* _Activity_:
When the string "JSON" is part of a line below, that line should be copied.

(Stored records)
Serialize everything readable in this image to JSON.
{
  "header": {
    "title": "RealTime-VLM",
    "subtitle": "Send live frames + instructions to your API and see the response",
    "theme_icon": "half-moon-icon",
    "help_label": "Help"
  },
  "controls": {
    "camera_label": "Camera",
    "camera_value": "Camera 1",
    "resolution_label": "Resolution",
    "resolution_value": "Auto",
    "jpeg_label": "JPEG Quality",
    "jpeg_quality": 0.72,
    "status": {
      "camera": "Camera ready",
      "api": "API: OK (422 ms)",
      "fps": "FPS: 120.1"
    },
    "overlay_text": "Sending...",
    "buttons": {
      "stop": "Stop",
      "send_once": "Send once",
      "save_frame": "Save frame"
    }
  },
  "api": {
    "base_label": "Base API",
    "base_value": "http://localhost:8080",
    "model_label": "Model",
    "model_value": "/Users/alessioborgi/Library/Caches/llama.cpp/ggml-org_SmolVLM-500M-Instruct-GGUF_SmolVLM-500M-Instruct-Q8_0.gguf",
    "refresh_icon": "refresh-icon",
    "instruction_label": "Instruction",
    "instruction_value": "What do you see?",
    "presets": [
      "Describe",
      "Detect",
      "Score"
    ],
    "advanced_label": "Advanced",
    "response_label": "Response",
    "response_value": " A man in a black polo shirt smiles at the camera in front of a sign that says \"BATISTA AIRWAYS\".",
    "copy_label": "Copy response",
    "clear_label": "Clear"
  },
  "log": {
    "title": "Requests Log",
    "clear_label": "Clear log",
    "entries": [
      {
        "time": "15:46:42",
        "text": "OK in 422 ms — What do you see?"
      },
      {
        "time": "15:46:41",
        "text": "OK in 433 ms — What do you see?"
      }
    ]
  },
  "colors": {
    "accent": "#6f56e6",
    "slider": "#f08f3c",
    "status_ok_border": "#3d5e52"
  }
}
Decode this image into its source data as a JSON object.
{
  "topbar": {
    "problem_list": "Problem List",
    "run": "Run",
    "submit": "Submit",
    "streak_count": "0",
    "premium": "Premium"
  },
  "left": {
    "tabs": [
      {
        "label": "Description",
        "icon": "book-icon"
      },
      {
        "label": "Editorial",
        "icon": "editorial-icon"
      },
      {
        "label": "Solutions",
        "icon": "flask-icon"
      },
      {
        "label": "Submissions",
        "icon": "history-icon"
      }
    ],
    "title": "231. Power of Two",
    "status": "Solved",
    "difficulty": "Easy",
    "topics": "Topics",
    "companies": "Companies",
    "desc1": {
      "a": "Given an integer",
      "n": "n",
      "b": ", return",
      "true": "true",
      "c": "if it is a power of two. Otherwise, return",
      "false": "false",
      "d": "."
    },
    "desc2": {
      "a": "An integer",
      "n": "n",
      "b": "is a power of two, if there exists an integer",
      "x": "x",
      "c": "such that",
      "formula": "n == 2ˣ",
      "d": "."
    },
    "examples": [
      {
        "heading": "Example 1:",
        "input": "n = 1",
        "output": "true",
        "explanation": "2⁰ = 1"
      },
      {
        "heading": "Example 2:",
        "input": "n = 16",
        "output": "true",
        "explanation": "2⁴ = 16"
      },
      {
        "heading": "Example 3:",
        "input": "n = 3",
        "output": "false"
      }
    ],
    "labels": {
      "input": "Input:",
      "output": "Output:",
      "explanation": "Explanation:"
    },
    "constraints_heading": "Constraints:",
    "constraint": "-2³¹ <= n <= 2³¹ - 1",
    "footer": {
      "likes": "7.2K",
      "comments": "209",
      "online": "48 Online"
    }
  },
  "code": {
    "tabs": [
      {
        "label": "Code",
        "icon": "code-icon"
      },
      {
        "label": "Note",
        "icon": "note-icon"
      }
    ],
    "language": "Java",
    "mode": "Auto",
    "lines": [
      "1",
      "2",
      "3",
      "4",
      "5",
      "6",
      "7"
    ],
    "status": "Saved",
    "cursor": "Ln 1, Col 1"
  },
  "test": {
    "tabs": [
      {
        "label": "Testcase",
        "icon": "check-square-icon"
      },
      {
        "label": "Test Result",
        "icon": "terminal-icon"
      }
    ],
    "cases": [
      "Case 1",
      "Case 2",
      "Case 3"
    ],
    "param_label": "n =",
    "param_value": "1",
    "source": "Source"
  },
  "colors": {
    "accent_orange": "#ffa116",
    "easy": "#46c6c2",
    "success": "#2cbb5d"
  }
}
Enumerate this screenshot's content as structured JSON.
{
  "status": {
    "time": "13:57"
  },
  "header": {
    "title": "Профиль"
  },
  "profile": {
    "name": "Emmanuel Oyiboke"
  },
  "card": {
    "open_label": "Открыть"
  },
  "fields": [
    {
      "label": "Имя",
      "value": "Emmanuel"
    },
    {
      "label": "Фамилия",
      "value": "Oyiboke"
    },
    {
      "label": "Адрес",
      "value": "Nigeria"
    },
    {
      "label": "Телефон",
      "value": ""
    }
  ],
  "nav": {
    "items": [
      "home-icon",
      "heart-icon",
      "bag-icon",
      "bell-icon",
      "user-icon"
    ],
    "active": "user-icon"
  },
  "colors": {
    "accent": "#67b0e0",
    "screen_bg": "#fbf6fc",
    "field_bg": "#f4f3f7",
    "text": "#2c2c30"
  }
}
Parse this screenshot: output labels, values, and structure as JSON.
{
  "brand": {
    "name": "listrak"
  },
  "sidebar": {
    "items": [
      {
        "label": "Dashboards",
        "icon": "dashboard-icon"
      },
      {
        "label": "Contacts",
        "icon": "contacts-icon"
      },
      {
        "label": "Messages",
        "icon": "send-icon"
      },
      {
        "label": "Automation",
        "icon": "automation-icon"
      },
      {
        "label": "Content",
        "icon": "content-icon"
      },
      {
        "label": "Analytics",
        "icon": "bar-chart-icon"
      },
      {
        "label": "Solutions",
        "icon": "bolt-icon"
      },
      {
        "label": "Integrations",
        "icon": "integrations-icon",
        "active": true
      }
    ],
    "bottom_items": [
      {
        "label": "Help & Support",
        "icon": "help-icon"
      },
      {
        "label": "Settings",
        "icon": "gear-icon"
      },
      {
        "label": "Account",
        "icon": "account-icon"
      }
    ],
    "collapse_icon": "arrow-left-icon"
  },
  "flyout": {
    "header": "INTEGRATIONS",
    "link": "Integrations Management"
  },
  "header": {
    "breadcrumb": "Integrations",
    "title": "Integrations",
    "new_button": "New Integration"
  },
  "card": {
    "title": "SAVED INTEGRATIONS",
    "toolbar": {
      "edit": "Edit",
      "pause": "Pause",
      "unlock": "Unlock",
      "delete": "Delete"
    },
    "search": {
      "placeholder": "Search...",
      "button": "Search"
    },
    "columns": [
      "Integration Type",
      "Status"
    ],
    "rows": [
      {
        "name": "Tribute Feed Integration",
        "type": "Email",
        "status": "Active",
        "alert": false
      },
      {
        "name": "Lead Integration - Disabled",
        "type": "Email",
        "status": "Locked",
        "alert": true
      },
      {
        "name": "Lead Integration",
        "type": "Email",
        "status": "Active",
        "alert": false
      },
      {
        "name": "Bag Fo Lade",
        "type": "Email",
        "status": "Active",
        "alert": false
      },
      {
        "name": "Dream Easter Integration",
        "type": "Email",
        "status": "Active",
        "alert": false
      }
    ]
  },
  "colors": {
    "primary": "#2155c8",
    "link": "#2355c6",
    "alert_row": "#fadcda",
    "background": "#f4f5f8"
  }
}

* _Solution for this problem_:
Serialize everything readable in this image to JSON.
Decode this image into its source data as a JSON object.
Enumerate this screenshot's content as structured JSON.
Parse this screenshot: output labels, values, and structure as JSON.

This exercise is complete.